··· Data ···
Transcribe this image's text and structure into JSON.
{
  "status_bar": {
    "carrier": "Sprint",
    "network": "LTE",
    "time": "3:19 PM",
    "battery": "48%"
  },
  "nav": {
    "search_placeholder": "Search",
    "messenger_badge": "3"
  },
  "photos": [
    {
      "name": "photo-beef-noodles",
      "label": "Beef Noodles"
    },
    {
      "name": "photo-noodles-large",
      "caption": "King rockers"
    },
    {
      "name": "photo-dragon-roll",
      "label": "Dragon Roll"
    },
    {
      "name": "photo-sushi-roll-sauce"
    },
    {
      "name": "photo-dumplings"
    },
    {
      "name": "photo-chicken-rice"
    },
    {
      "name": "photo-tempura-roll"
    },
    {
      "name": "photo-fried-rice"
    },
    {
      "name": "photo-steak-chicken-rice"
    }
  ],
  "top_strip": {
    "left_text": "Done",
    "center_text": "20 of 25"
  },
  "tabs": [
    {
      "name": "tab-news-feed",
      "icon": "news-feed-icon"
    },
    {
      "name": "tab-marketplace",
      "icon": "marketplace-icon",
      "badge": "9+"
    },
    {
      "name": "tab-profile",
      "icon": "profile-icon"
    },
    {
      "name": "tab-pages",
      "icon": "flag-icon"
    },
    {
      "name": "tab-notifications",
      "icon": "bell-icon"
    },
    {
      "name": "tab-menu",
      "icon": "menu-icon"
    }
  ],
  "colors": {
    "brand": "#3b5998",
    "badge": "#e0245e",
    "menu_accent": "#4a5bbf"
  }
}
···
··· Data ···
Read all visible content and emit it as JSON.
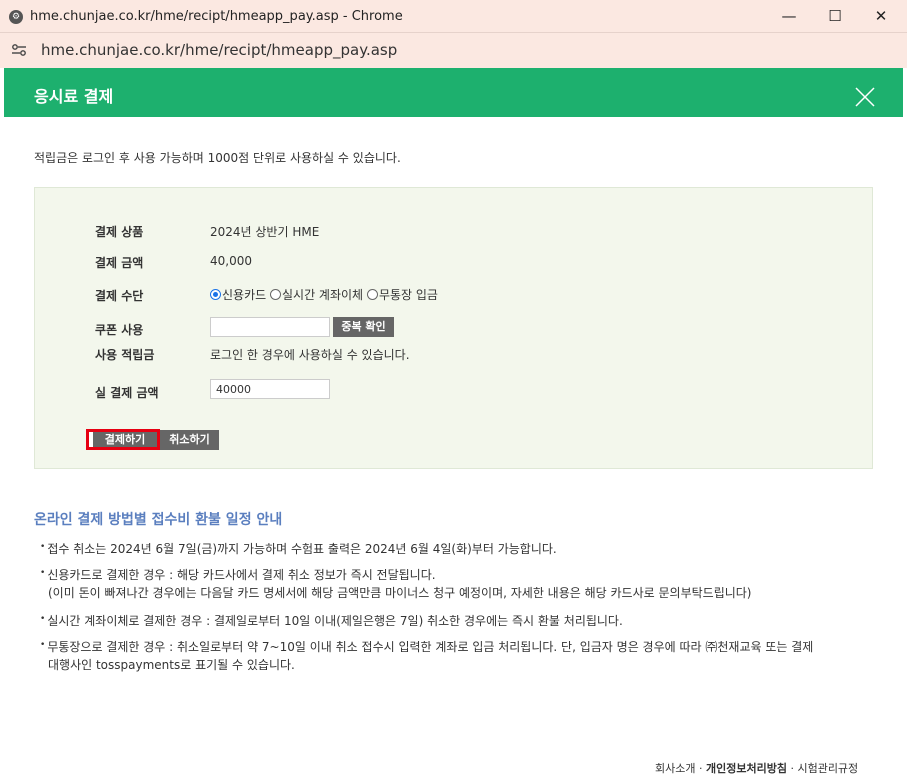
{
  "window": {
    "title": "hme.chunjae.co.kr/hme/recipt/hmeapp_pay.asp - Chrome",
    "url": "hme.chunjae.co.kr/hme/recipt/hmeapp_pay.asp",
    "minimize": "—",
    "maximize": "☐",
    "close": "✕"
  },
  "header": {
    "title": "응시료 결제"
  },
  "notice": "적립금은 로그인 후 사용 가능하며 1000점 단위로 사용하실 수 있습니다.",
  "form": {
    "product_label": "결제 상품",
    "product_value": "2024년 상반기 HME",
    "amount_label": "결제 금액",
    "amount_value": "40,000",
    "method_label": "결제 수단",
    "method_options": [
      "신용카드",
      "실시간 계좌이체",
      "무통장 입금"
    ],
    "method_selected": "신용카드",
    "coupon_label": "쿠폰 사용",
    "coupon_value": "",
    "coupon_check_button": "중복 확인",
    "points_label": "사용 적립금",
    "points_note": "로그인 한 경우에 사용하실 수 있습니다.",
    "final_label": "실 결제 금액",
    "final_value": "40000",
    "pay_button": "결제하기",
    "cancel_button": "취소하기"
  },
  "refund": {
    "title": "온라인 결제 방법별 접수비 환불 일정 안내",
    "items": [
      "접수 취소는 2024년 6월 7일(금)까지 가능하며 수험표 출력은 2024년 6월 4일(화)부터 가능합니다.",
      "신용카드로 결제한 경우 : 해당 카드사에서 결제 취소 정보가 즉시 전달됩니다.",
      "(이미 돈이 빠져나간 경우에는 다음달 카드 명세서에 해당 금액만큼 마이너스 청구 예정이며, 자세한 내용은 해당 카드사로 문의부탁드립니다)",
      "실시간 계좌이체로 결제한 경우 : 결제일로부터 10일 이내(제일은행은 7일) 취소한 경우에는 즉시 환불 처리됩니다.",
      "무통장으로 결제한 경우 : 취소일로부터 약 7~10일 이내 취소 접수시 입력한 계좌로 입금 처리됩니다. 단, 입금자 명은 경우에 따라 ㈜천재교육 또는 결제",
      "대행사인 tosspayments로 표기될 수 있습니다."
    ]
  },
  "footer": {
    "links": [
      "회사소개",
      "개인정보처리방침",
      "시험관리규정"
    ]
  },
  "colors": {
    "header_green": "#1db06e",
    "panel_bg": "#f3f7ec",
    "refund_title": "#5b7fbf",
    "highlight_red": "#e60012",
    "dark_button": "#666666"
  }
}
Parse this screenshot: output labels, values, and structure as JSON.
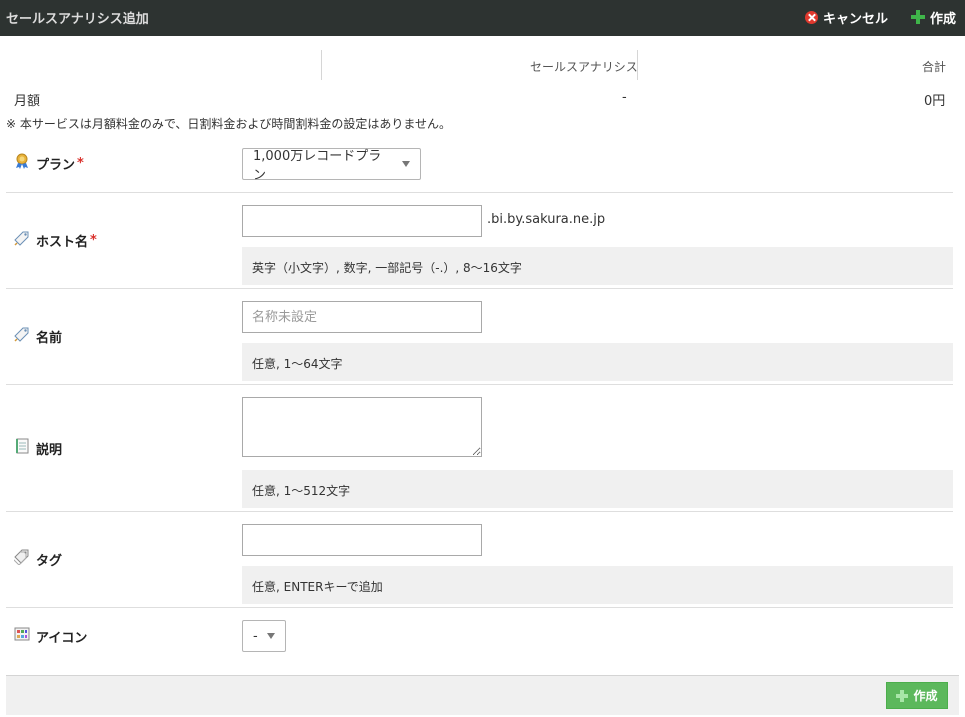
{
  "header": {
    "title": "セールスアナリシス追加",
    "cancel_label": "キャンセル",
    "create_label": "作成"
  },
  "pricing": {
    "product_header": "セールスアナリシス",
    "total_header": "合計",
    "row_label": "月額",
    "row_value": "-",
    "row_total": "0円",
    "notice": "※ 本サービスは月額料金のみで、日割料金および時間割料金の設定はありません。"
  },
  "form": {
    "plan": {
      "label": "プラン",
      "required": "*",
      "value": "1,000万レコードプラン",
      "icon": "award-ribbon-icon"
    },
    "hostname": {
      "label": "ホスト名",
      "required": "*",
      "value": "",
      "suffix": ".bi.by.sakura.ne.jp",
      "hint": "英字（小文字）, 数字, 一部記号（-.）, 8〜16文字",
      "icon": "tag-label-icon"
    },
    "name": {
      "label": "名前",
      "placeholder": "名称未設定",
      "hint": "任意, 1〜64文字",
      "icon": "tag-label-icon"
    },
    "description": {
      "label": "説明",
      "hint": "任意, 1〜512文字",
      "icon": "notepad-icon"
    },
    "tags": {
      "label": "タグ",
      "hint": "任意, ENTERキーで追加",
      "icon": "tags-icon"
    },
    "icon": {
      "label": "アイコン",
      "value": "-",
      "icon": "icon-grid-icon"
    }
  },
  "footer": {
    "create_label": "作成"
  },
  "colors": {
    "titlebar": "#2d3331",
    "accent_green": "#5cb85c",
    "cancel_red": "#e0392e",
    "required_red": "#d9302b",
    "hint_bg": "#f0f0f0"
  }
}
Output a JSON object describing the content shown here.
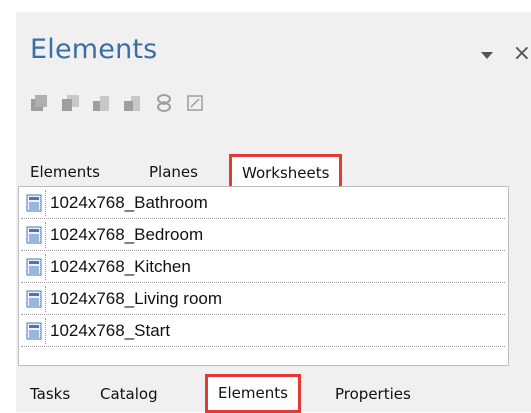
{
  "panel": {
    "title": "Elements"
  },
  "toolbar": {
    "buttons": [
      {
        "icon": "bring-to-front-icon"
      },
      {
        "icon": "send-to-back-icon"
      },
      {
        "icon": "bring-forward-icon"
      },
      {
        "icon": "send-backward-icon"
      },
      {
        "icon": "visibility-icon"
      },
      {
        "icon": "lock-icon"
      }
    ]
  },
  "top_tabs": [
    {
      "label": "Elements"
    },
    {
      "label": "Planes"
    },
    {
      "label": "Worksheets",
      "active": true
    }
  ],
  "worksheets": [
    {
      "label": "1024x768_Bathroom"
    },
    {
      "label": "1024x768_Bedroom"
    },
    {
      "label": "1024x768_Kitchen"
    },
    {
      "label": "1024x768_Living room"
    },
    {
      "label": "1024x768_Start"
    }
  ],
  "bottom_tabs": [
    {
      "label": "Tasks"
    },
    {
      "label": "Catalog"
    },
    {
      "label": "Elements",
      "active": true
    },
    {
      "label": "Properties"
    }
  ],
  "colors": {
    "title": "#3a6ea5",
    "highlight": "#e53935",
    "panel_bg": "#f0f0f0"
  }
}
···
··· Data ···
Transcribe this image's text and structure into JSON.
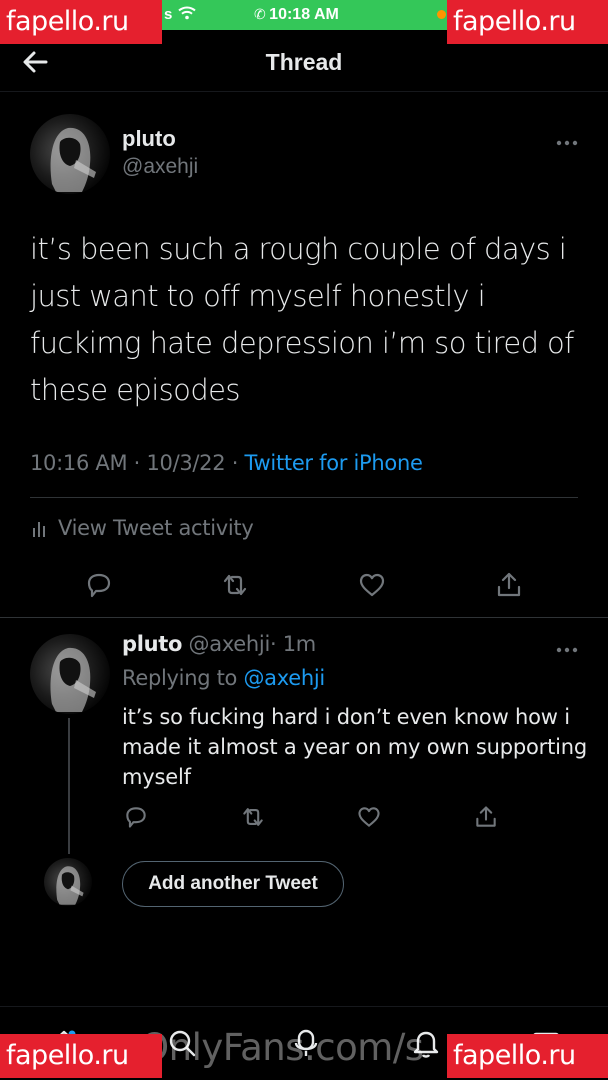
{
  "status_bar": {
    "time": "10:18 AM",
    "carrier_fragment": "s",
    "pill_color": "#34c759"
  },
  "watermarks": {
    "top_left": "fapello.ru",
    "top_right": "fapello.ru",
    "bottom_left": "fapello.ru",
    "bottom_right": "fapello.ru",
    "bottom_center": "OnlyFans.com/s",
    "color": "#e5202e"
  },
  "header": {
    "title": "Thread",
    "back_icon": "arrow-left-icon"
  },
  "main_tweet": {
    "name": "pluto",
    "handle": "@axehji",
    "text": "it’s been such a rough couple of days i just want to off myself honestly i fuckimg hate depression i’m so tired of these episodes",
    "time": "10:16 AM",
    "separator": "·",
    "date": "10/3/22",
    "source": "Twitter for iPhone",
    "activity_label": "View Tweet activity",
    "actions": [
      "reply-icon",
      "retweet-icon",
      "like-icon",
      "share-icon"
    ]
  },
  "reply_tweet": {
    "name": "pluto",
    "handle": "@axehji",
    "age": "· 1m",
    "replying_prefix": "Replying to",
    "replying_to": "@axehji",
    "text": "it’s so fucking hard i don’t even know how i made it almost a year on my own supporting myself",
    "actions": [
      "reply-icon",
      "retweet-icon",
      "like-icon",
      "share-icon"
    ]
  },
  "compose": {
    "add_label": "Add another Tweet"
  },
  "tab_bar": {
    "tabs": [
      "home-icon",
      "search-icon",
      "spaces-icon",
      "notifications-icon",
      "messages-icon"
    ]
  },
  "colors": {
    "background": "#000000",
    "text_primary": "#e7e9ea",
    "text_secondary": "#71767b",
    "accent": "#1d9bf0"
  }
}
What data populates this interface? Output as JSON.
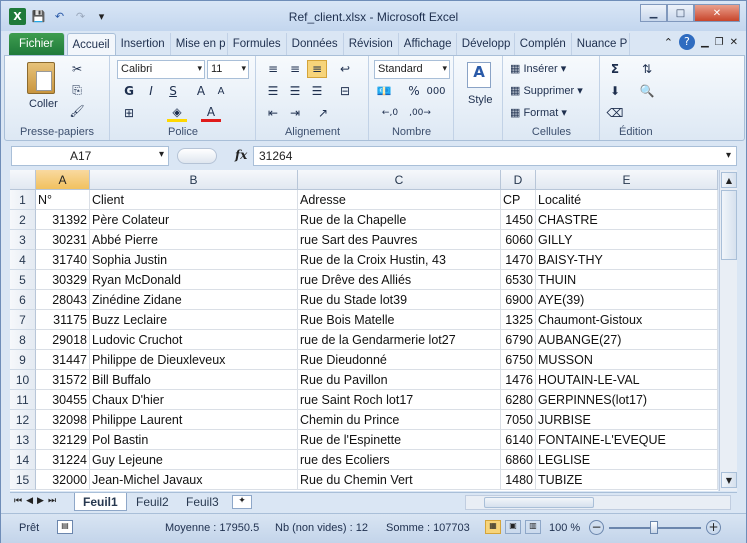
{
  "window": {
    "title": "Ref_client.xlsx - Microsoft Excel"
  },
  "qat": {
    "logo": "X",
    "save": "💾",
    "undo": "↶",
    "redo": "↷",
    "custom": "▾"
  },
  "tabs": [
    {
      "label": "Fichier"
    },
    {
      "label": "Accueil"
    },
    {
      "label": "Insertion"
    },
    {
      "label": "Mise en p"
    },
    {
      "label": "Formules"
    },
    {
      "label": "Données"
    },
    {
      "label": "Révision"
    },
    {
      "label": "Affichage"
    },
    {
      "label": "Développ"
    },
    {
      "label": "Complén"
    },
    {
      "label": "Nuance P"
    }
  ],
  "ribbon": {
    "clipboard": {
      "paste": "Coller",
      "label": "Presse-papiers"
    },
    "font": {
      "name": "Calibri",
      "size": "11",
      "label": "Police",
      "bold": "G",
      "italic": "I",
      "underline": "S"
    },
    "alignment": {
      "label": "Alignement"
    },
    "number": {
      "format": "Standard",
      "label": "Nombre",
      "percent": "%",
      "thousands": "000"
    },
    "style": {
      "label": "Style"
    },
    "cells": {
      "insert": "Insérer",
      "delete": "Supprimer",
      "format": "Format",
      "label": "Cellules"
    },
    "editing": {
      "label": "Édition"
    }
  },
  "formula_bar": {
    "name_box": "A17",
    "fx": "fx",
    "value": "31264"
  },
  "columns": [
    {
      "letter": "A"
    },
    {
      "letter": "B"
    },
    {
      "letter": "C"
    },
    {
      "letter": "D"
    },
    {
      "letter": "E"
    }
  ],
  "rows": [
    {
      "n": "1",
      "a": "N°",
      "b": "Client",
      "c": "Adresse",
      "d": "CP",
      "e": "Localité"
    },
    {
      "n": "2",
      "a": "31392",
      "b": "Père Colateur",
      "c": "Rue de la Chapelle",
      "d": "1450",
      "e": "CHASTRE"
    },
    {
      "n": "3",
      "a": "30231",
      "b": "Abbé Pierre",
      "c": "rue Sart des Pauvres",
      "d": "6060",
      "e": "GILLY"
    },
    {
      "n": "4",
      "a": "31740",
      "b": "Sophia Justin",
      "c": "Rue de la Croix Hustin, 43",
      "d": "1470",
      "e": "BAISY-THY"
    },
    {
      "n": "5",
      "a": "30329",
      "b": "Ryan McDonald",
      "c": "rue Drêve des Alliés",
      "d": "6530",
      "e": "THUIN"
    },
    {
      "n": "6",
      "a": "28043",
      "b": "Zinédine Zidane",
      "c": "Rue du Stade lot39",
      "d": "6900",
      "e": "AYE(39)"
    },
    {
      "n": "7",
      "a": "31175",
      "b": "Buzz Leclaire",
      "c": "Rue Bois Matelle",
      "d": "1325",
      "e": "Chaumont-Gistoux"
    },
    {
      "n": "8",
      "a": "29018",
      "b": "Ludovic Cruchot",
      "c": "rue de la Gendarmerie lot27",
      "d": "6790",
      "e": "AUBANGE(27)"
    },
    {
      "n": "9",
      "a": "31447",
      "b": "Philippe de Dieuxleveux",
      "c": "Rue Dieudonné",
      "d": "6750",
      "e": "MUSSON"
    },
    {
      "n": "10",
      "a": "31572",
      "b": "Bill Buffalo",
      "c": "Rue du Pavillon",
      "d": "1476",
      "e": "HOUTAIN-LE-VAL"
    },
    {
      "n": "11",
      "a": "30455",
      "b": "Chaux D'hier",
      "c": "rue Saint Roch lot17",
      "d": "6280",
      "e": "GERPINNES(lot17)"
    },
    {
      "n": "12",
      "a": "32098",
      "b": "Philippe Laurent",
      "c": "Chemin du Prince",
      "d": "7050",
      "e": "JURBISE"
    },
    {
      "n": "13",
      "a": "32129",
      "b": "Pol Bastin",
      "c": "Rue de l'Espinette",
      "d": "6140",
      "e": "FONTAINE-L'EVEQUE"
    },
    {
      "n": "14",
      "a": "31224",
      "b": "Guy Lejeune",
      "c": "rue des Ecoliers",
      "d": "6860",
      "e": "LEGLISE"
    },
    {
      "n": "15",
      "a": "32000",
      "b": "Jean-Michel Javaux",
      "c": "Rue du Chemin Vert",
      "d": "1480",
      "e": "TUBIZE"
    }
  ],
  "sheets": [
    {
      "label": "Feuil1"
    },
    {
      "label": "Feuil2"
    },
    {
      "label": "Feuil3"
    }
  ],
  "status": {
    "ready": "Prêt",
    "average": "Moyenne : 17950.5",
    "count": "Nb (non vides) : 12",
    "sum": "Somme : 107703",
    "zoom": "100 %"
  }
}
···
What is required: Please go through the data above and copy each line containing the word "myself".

Exercise answer:
    "text": "it’s been such a rough couple of days i just want to off myself honestly i fuckimg hate depression i’m so tired of these episodes",
    "text": "it’s so fucking hard i don’t even know how i made it almost a year on my own supporting myself",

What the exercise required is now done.